Responding to a Congressional directive laid our in H.R. 6042, the Centers for Medicare and Medicaid Services (CMS) held a national call for stakeholders of Electronic Visit Verification (EVV) on Wednesday, November 7, 2018. ANCOR and many of its members joined the call, which had over 1,000 participants. CMS recorded the call and shared the transcript online (it may take a few more days to post). Overall, the call identified much pushback and many questions on the scope and applicability of EVV, including whether day services are covered. Read our summary of the call.
In order to inform stakeholders and policy makers of how EVV implementation is unfolding in the states, ANCOR is inviting stakeholders in the community to partake in recurring surveys through which they can share how EVV systems are being set up and/or carried out in their states. We are sharing our findings as they come in - learn more on our dedicated state implementation tracker page!
EVV is a term used to describe systems set up to ensure that a service/supports visit that has been billed actually occurred as fraud prevention. EVV can describe phone and/or computer-based systems.
As part of the 21st Century Cures Act, Congress has now required states to implement EVV for “personal care services or home care services requiring an in-home visit by a provider” as a fraud prevention measure in order to save federal funds. The Centers for Medicare and Medicaid Services (CMS) is in charge of overseeing the implementation. Visit its dedicated EVV page to access the following resources: CMS May 2018 guidance on the EVV statute, an FAQ on EVV, and the parts of the 21st Century Cures Act that address EVV. July 13 update on resources: CMS has now issued guidance for states seeking "good faith" exemptions to the EVV statute. States are allowed to submit requests from July 1 through November 13, 2018.
The new EVV legislation contains provisions which would reduce the Federal Medicaid Assistance Percentage (FMAP) for states which do not comply with the statute. However, the statute neglects certain implementation challenges arising in states, leaving states vulnerable to non-compliance penalties. This would reduce funding for Medicaid, leaving states - and by extension I/DD supports funded by states – grappling with an unfunded mandate.
LEARN MORE – ANCOR wrote an article elaborating more on these challenges, a summary of CMS' FAQ and guidance, and a memo giving additional background. DisabilityScoop has also reported on ANCOR's concerns.

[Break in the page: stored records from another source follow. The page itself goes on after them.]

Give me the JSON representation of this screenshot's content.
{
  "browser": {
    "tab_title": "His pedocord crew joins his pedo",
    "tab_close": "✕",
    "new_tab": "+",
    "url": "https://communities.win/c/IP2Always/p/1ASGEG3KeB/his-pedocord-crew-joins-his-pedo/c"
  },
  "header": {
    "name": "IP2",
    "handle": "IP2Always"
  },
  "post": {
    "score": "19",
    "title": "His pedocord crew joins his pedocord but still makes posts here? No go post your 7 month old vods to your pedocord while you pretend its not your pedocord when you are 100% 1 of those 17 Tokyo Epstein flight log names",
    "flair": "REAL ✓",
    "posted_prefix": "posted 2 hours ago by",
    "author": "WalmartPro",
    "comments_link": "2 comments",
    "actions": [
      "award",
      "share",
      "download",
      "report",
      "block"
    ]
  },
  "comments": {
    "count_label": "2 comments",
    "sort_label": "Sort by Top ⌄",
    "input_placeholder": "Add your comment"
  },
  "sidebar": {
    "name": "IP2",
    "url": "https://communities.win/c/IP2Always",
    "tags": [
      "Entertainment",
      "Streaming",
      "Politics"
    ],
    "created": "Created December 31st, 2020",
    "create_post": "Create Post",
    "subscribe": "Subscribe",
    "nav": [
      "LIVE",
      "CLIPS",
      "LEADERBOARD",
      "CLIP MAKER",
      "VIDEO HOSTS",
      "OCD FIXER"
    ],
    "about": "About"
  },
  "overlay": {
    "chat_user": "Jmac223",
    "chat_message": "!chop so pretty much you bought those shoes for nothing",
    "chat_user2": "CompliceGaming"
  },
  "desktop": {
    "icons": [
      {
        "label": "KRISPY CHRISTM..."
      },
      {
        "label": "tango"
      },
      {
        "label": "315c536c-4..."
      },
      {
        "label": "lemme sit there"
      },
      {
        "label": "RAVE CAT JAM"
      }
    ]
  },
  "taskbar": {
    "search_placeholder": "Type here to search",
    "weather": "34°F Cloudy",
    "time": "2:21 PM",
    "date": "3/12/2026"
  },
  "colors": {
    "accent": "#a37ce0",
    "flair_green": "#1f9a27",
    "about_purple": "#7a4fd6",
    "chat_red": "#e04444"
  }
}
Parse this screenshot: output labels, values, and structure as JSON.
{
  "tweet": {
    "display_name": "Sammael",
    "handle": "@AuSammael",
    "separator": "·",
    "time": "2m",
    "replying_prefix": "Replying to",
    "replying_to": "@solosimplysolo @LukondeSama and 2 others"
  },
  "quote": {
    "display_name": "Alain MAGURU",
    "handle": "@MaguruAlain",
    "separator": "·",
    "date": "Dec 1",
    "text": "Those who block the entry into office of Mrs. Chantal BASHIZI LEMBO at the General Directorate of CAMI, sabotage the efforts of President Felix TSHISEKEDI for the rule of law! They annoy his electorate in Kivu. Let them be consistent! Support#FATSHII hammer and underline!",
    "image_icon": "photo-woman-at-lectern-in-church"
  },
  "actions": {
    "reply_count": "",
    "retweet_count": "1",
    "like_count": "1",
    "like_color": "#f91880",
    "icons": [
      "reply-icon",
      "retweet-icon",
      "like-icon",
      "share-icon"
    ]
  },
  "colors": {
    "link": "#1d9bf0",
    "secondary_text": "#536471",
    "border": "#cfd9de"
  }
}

THE VICTORY: The President Signed the EVV Implementation Delay Bill on July 30, 2018! In response to ANCOR’s and advocates' efforts, EVV implementation has been delayed from January 1, 2019 to January 1, 2020. And it all happened very quickly! Congress introduced legislation to delay the implementation of EVV at the end of May. On June 19, H.R. 6042 passed the House as part of the opioids package under suspension of the rules. The bill then moved to the Senate with the option of either being a stand-alone bill or being attached to larger legislation - it was not required to be part of the Senate opioids package. ANCOR continued its advocacy, leading the Senate to consider H.R. 6042 through the expedited unanimous consent process. Thanks to your advocacy, H.R. 6042 cleared the Senate hotline portion (page 3 of the link) of the unanimous consent process the evening of July 16, 2018. The morning of July 30, the President signed the bill, making it officially the law.
THE WORK THAT REMAINS: ANCOR's next step will be working with CMS and Congress on the key policy issues we have identified during this process - we will also be asking CMS to issue clarification to states about what the EVV delay means. Please contact our Director of Legislative Affairs, Sarah Meek, at email@example.com for more information.